**Task objective**
An exact copy of all the data is needed, with every picture left out.

**Source information**
"""

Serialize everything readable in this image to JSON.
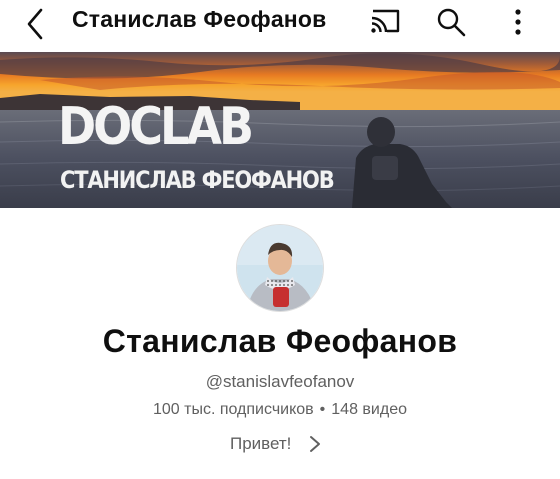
{
  "header": {
    "title": "Станислав Феофанов",
    "icons": [
      "back-arrow-icon",
      "cast-icon",
      "search-icon",
      "more-vert-icon"
    ]
  },
  "banner": {
    "line1": "DOCLAB",
    "line2": "СТАНИСЛАВ ФЕОФАНОВ"
  },
  "channel": {
    "name": "Станислав Феофанов",
    "handle": "@stanislavfeofanov",
    "subscribers": "100 тыс. подписчиков",
    "separator": "•",
    "videos": "148 видео",
    "about": "Привет!"
  },
  "colors": {
    "text_primary": "#0f0f0f",
    "text_secondary": "#606060",
    "background": "#ffffff"
  }
}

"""

**Answer space**
Serialize everything readable in this image to JSON.
{
  "header": {
    "title": "Станислав Феофанов",
    "icons": [
      "back-arrow-icon",
      "cast-icon",
      "search-icon",
      "more-vert-icon"
    ]
  },
  "banner": {
    "line1": "DOCLAB",
    "line2": "СТАНИСЛАВ ФЕОФАНОВ"
  },
  "channel": {
    "name": "Станислав Феофанов",
    "handle": "@stanislavfeofanov",
    "subscribers": "100 тыс. подписчиков",
    "separator": "•",
    "videos": "148 видео",
    "about": "Привет!"
  },
  "colors": {
    "text_primary": "#0f0f0f",
    "text_secondary": "#606060",
    "background": "#ffffff"
  }
}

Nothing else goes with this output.